Weather Forecast


Speed, safety trigger traffic control ideas

1 / 3
2 / 3
3 / 3

Motorists are soon going to see changes at four different intersections in Douglas County.

The intersections - County Road 40 and County Road 8, County Road 45 and County Road 82, County Road 45 and County Road 90, and County Road 46 and Pioneer Road - were part of an intersection safety analysis performed by WSB and Associates, a consulting engineering firm with offices in St. Cloud and Minneapolis.

Douglas County Public Works Director Dave Robley and Chuck Rickart from WSB and Associates, provided information to Douglas County commissioners at their January 25 regular board meeting.

Rickart provided information about each intersection, including traffic volumes, traffic speeds, intersection lane configurations, three-year crash history (2006-2008) and existing intersection control and signage. Traffic counts were performed last fall.

Rickart provided recommendations for each intersection:


45 AND 82

Traffic counts on these two roads indicated that there were about 4,000 vehicles that traveled on County Road 45 and about 11,000 on County Road 82 during the traffic study period.

Rickart noted that there have been two crashes at this intersection but that the crash data doesn't adequately reflect the issues at hand.

"There is a lot of potential for crashes," he said. "And because of that, the intersection does warrant a stoplight."

However, he also noted that the lanes in the intersection don't line up with one another and work would need to be done before traffic lights could be installed.

A short-term solution at this time - until construction work could be done - would be to install a four-way stop, said Rickart.

The four-way could be installed this spring and then the stoplights could be installed in 2012, he noted, adding that the county will have to work with the city of Alexandria on this project because part of the intersection is within city limits.

As for the speed study that was done, Rickart noted that the east and westbound lanes had issues with speeders - most vehicles were going at least five miles over the posted 45-mile per hour speed limit.

It was just the opposite in the north and southbound lanes - the majority of traffic was going at a rate of five miles per hour less than the posted speed limits.


Speed is the concern at this intersection.

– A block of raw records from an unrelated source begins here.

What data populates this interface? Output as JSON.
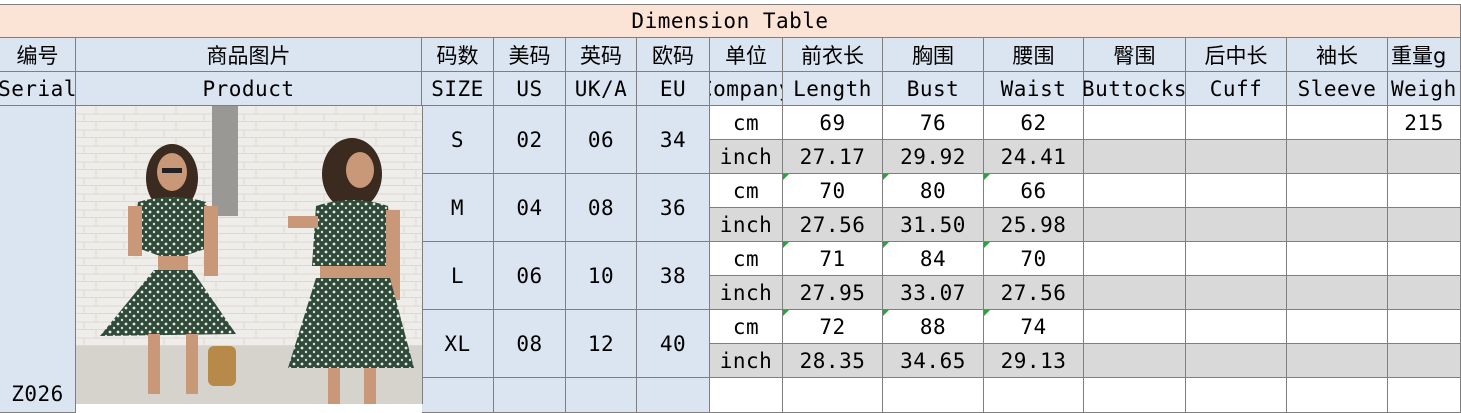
{
  "title": "Dimension Table",
  "header_cn": {
    "serial": "编号",
    "product": "商品图片",
    "size": "码数",
    "us": "美码",
    "uk": "英码",
    "eu": "欧码",
    "unit": "单位",
    "length": "前衣长",
    "bust": "胸围",
    "waist": "腰围",
    "buttocks": "臀围",
    "cuff": "后中长",
    "sleeve": "袖长",
    "weight": "重量g"
  },
  "header_en": {
    "serial": "Serial",
    "product": "Product",
    "size": "SIZE",
    "us": "US",
    "uk": "UK/A",
    "eu": "EU",
    "unit": "Company",
    "length": "Length",
    "bust": "Bust",
    "waist": "Waist",
    "buttocks": "Buttocks",
    "cuff": "Cuff",
    "sleeve": "Sleeve",
    "weight": "Weigh"
  },
  "serial_value": "Z026",
  "image_icon": "product-photo-dress",
  "colors": {
    "title_bg": "#fbe3d6",
    "header_bg": "#dbe5f1",
    "inch_row_bg": "#d9d9d9",
    "dress": "#2f4a3a"
  },
  "rows": [
    {
      "size": "S",
      "us": "02",
      "uk": "06",
      "eu": "34",
      "cm": {
        "unit": "cm",
        "length": "69",
        "bust": "76",
        "waist": "62",
        "weight": "215"
      },
      "inch": {
        "unit": "inch",
        "length": "27.17",
        "bust": "29.92",
        "waist": "24.41"
      }
    },
    {
      "size": "M",
      "us": "04",
      "uk": "08",
      "eu": "36",
      "cm": {
        "unit": "cm",
        "length": "70",
        "bust": "80",
        "waist": "66"
      },
      "inch": {
        "unit": "inch",
        "length": "27.56",
        "bust": "31.50",
        "waist": "25.98"
      }
    },
    {
      "size": "L",
      "us": "06",
      "uk": "10",
      "eu": "38",
      "cm": {
        "unit": "cm",
        "length": "71",
        "bust": "84",
        "waist": "70"
      },
      "inch": {
        "unit": "inch",
        "length": "27.95",
        "bust": "33.07",
        "waist": "27.56"
      }
    },
    {
      "size": "XL",
      "us": "08",
      "uk": "12",
      "eu": "40",
      "cm": {
        "unit": "cm",
        "length": "72",
        "bust": "88",
        "waist": "74"
      },
      "inch": {
        "unit": "inch",
        "length": "28.35",
        "bust": "34.65",
        "waist": "29.13"
      }
    }
  ]
}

Data indicated that 85 percent of motorists were traveling five to 10 miles an hour over the speed limit in the north, east and westbound lanes. Traffic in the southbound lane was traveling at the correct speed limit.

"People are not paying attention to their speedometers [in this area]," said Rickart. "Safety is extremely important here."

Rickart noted that crash data revealed there were three crashes at this intersection, but that two of three were fatal. He said the severity rate for the crashes was "extremely high."

Some of the recommendations for this intersection include driver feedback signs, flashing beacons and LED stop signs, like what is used on Highway 29 North at Carlos Corners.


40 AND 8

Rickart said this intersection had the highest safety concerns. During the three-year crash study, there were nine crashes reported. And although none of them were fatal, six of them were reported as personal injury accidents.

"By far, this has the highest crash issues," Rickart told the commissioners. "Safety is obviously the biggest issue. Speed is an issue. People are just speeding through this intersection."

Commissioner Norm Salto asked about the addition of "rumble strips" to the roads at this intersection.

Robley replied, "Rumble strips get your attention, but don't force you to stop."

Rickart said that rumble strips could be a tool that can be looked at, but that putting in a roundabout is also an option.

Speed at this intersection is also a concern, he noted. In all but the eastbound lane, traffic moved at rates five to 10 miles over the posted speed limits.

Some of the solutions - or recommendations - include intersection lighting, flashing beacons or LED stop signs for the short term. A long-term solution might include realigning the roadway approaches and constructing turning lanes. The realignment would square up the intersection into a 90-degree intersection.



Rickart indicated that this is also a high-crash area - there were six crashes recorded in the three-year timeframe. Speeding was an issue in both the east and westbound lanes.

Intersection lighting, flashing beacons and LED stop signs were included on the short-term recommendation list.

However, Rickart made it clear that in the near future, this intersection will be ready for stoplights. It's located in a prime development area - near the site of a proposed new high school, the new First Lutheran Church and Knute Nelson's new senior living campus.

The future growth indicates that traffic is only going to continue to grow and that the intersection will be ready for traffic signals further down the road.


Rickart explained to commissioners that there are a variety of funding opportunities for the projects at the four intersections, including local funds, state aid, federal hazard elimination safety program funds and the federal surface transportation program.

The commissioners did not take any action at this time.